Lindsay Hoyle: There might already be one or two Acts with that name. Question put and agreed to. Bill accordingly read the Third time and passed.
Lindsay Hoyle: Order. I just say to Members that they have six minutes each.
Lindsay Hoyle: I suggest that we work on the basis of 15 minutes for opening speeches and 10 minutes for speeches thereafter.
Lindsay Hoyle: The Leader of the House has tabled a motion on the matter of privilege, which Mr Speaker has agreed should take precedence today. I call the Leader of the House to move the motion.
Lindsay Hoyle: May I just advise the hon. Gentleman that the Bill is not a personal attack on the Mayor of London? [Interruption.] I am sorry; did the hon. Member for Spelthorne (Kwasi Kwarteng) say something?
Lindsay Hoyle: I thank you for that, because otherwise I would have something to say and that would not be helpful to you. I am just trying to be constructive. We are on Second Reading of a Bill, and I am allowing latitude, but Members must focus on the Bill.
Lindsay Hoyle: The hon. Member for Spelthorne is helping out again. Let me just reassure you: the Bill is about knife crime, and not about other issues. As much as you think you are getting good advice from the hon. Gentleman, I would take your advice from the Chair.
Lindsay Hoyle: I want to move the Bill on, and I want to ensure that we do not need to have a time limit. Please, let us carry on.
Lindsay Hoyle: Crime figures will do fine.
Lindsay Hoyle: Mr Hughes, you are very close to the top of the list. I am sure you do not want to go down the list. I know that Mr Hayes is about to finish his speech. Come on, Mr Hayes.
Lindsay Hoyle: With this we may take Lords amendments 2 to 32.
Lindsay Hoyle: Order. May I suggest a speaking time limit of four minutes? I call Marcus Fysh.
Lindsay Hoyle: I call John McDonnell. The time limit will go down to six minutes after John McDonnell.
Lindsay Hoyle: Order. I call Greg Hands to speak, with an eight-minute limit.
Lindsay Hoyle: Order. I am not going to stop interventions being made, but they must be short if we are to get through all the speakers.
Lindsay Hoyle: Order. Before I call Andy McDonald, I warn Members that we will start with an eight-minute limit but it will soon drop to five minutes.
Lindsay Hoyle: I am awaiting good news.
Lindsay Hoyle: Order. The hon. Gentleman has already used his 15 minutes. I want him to get to the end of his speech, but if he keeps taking interventions, we will not get there. We do have other speakers who wish to contribute, so I am sure that he will want to get to the end quickly.
Lindsay Hoyle: Order. I advise Members to speak for up to about eight minutes each.

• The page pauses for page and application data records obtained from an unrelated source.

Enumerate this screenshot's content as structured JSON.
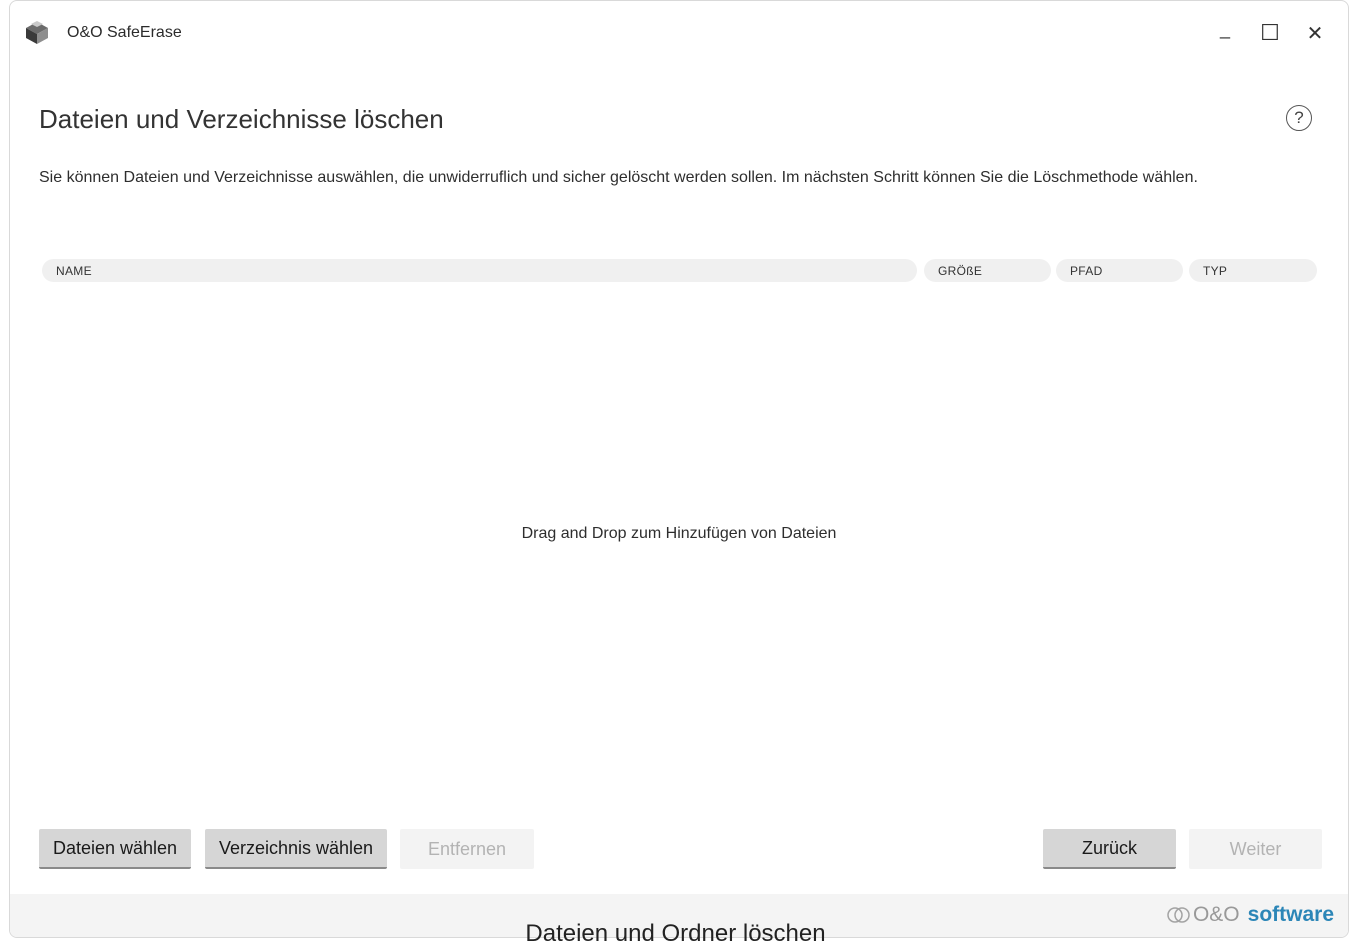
{
  "window": {
    "title": "O&O SafeErase",
    "minimize_glyph": "_",
    "maximize_glyph": "☐",
    "close_glyph": "✕"
  },
  "page": {
    "title": "Dateien und Verzeichnisse löschen",
    "help_glyph": "?",
    "description": "Sie können Dateien und Verzeichnisse auswählen, die unwiderruflich und sicher gelöscht werden sollen. Im nächsten Schritt können Sie die Löschmethode wählen."
  },
  "table": {
    "columns": [
      "NAME",
      "GRÖßE",
      "PFAD",
      "TYP"
    ],
    "empty_hint": "Drag and Drop zum Hinzufügen von Dateien"
  },
  "buttons": {
    "choose_files": "Dateien wählen",
    "choose_folder": "Verzeichnis wählen",
    "remove": "Entfernen",
    "back": "Zurück",
    "next": "Weiter"
  },
  "footer": {
    "brand_prefix": "O&O",
    "brand_name": "software",
    "caption": "Dateien und Ordner löschen"
  },
  "colors": {
    "accent": "#2c86b7",
    "button_active": "#d6d6d6",
    "button_disabled": "#f3f3f3"
  }
}
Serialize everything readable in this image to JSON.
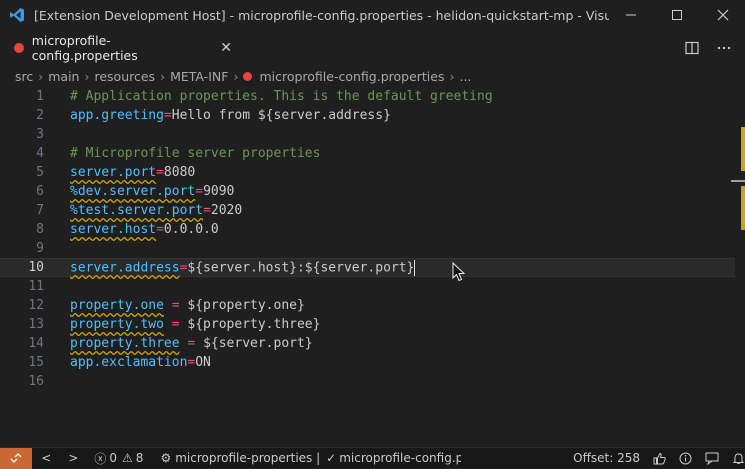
{
  "window": {
    "title": "[Extension Development Host] - microprofile-config.properties - helidon-quickstart-mp - Visual ..."
  },
  "tab": {
    "label": "microprofile-config.properties"
  },
  "breadcrumb": {
    "items": [
      "src",
      "main",
      "resources",
      "META-INF",
      "microprofile-config.properties",
      "..."
    ]
  },
  "editor": {
    "lines": [
      {
        "n": "1",
        "text": "# Application properties. This is the default greeting"
      },
      {
        "n": "2",
        "k": "app.greeting",
        "e": "=",
        "v": "Hello from ${server.address}"
      },
      {
        "n": "3"
      },
      {
        "n": "4",
        "text": "# Microprofile server properties"
      },
      {
        "n": "5",
        "k": "server.port",
        "e": "=",
        "v": "8080"
      },
      {
        "n": "6",
        "k": "%dev.server.port",
        "e": "=",
        "v": "9090"
      },
      {
        "n": "7",
        "k": "%test.server.port",
        "e": "=",
        "v": "2020"
      },
      {
        "n": "8",
        "k": "server.host",
        "e": "=",
        "v": "0.0.0.0"
      },
      {
        "n": "9"
      },
      {
        "n": "10",
        "k": "server.address",
        "e": "=",
        "v": "${server.host}:${server.port}"
      },
      {
        "n": "11"
      },
      {
        "n": "12",
        "k": "property.one",
        "e": " = ",
        "v": "${property.one}"
      },
      {
        "n": "13",
        "k": "property.two",
        "e": " = ",
        "v": "${property.three}"
      },
      {
        "n": "14",
        "k": "property.three",
        "e": " = ",
        "v": "${server.port}"
      },
      {
        "n": "15",
        "k": "app.exclamation",
        "e": "=",
        "v": "ON"
      },
      {
        "n": "16"
      }
    ]
  },
  "status": {
    "prev": "<",
    "next": ">",
    "errors": "0",
    "warnings": "8",
    "project": "microprofile-properties |",
    "file_status": "microprofile-config.pro",
    "offset": "Offset: 258"
  },
  "colors": {
    "remote": "#cc6633",
    "comment": "#6a9955",
    "key": "#4fc1ff",
    "warning": "#cca700"
  }
}
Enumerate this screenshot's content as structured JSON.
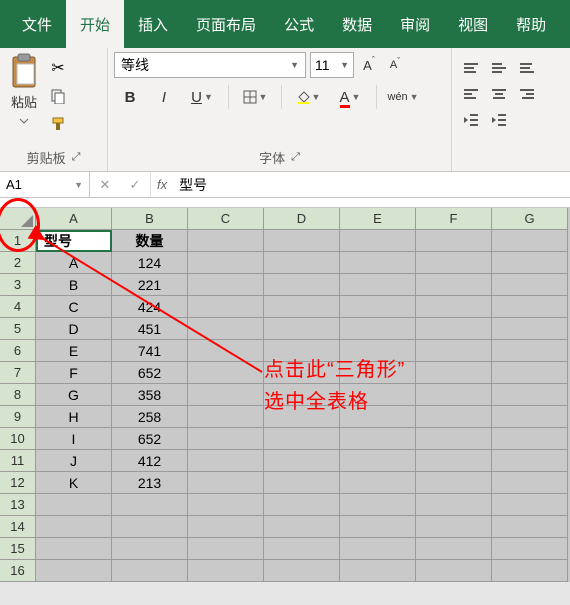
{
  "tabs": [
    "文件",
    "开始",
    "插入",
    "页面布局",
    "公式",
    "数据",
    "审阅",
    "视图",
    "帮助"
  ],
  "active_tab_index": 1,
  "clipboard": {
    "paste_label": "粘贴",
    "group_label": "剪贴板"
  },
  "font": {
    "group_label": "字体",
    "name": "等线",
    "size": "11",
    "increase": "A",
    "decrease": "A",
    "bold": "B",
    "italic": "I",
    "underline": "U",
    "wen": "wén"
  },
  "name_box": "A1",
  "fx_label": "fx",
  "formula_value": "型号",
  "columns": [
    "A",
    "B",
    "C",
    "D",
    "E",
    "F",
    "G"
  ],
  "row_numbers": [
    1,
    2,
    3,
    4,
    5,
    6,
    7,
    8,
    9,
    10,
    11,
    12,
    13,
    14,
    15,
    16
  ],
  "table": {
    "headers": [
      "型号",
      "数量"
    ],
    "rows": [
      [
        "A",
        "124"
      ],
      [
        "B",
        "221"
      ],
      [
        "C",
        "424"
      ],
      [
        "D",
        "451"
      ],
      [
        "E",
        "741"
      ],
      [
        "F",
        "652"
      ],
      [
        "G",
        "358"
      ],
      [
        "H",
        "258"
      ],
      [
        "I",
        "652"
      ],
      [
        "J",
        "412"
      ],
      [
        "K",
        "213"
      ]
    ]
  },
  "annotation": {
    "line1": "点击此“三角形”",
    "line2": "选中全表格"
  }
}
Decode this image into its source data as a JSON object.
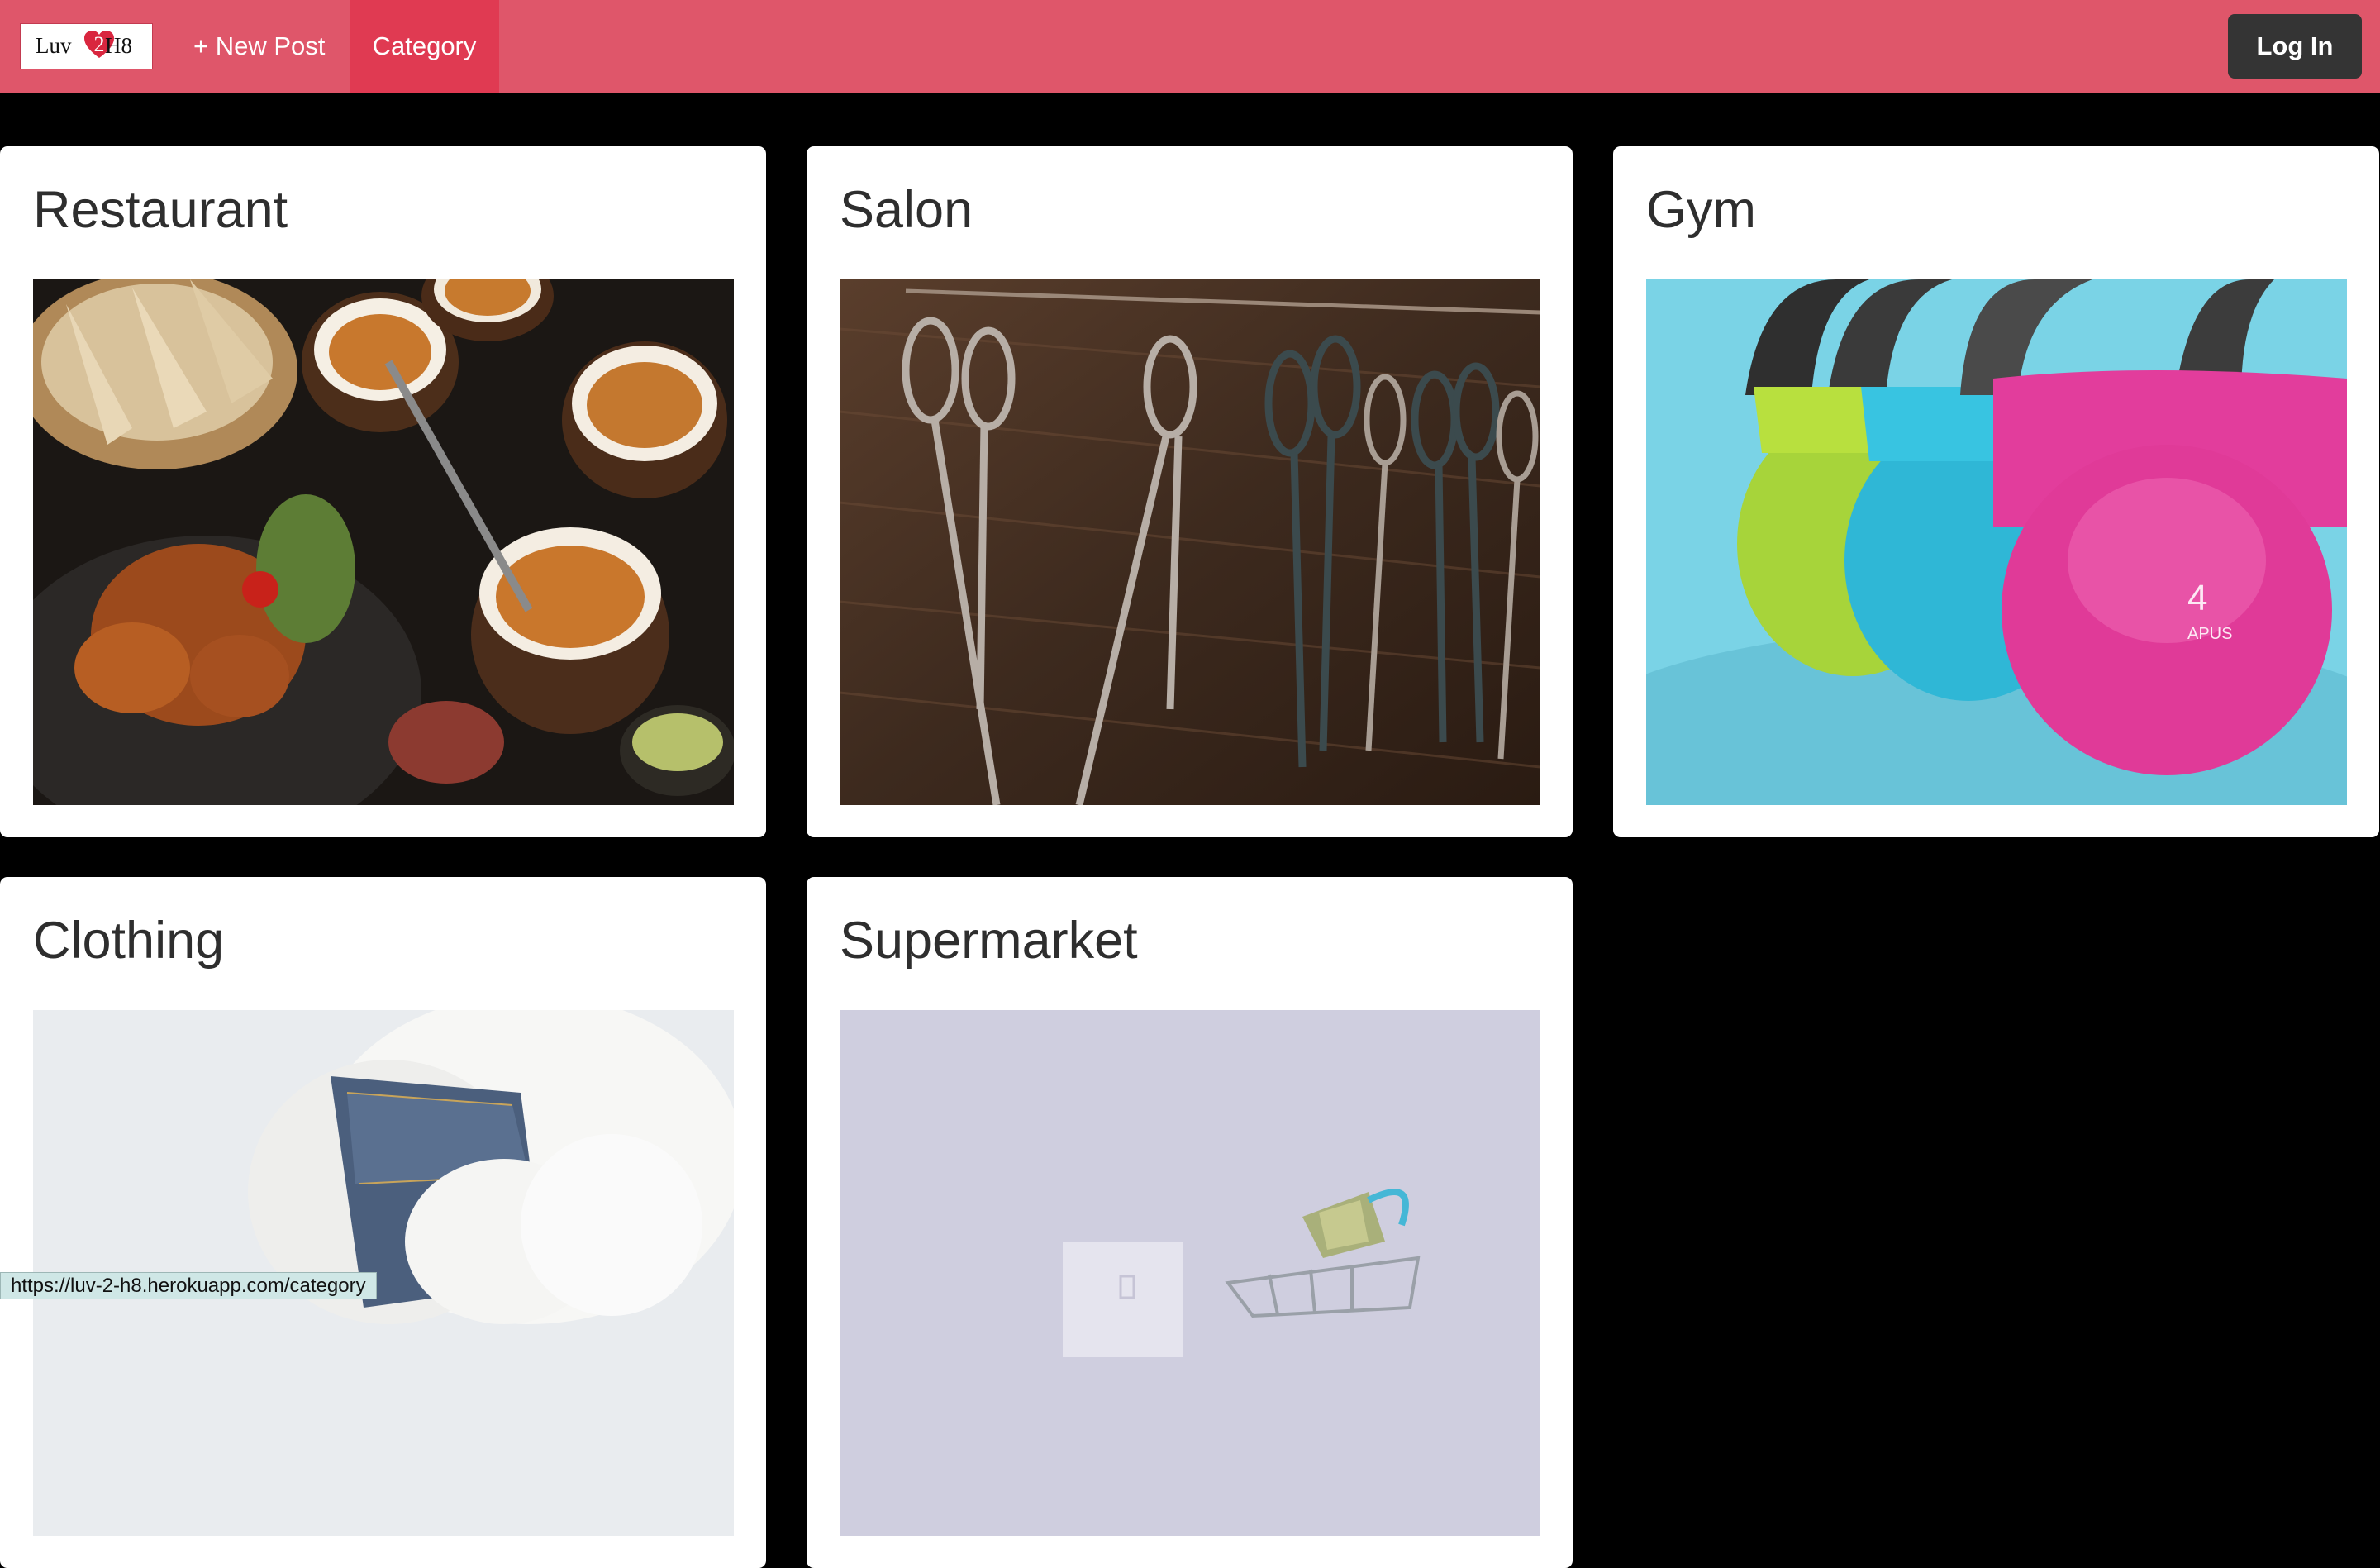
{
  "navbar": {
    "logo": {
      "left": "Luv",
      "heart_number": "2",
      "right": "H8"
    },
    "new_post_label": "+ New Post",
    "category_label": "Category",
    "login_label": "Log In"
  },
  "categories": [
    {
      "title": "Restaurant",
      "image": "restaurant-photo"
    },
    {
      "title": "Salon",
      "image": "salon-scissors-photo"
    },
    {
      "title": "Gym",
      "image": "gym-kettlebells-photo"
    },
    {
      "title": "Clothing",
      "image": "clothing-photo"
    },
    {
      "title": "Supermarket",
      "image": "supermarket-cart-photo"
    }
  ],
  "status_bar": {
    "url": "https://luv-2-h8.herokuapp.com/category"
  },
  "colors": {
    "navbar": "#df566a",
    "active_nav": "#e03a52",
    "login_button": "#343434",
    "page_background": "#000000"
  }
}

Lindsay Hoyle: Order. There seems to be a bit of concern—every Member who is here was here when I came into the Chair. [Interruption.] Let us leave it to the Chair to decide whether interventions can be made.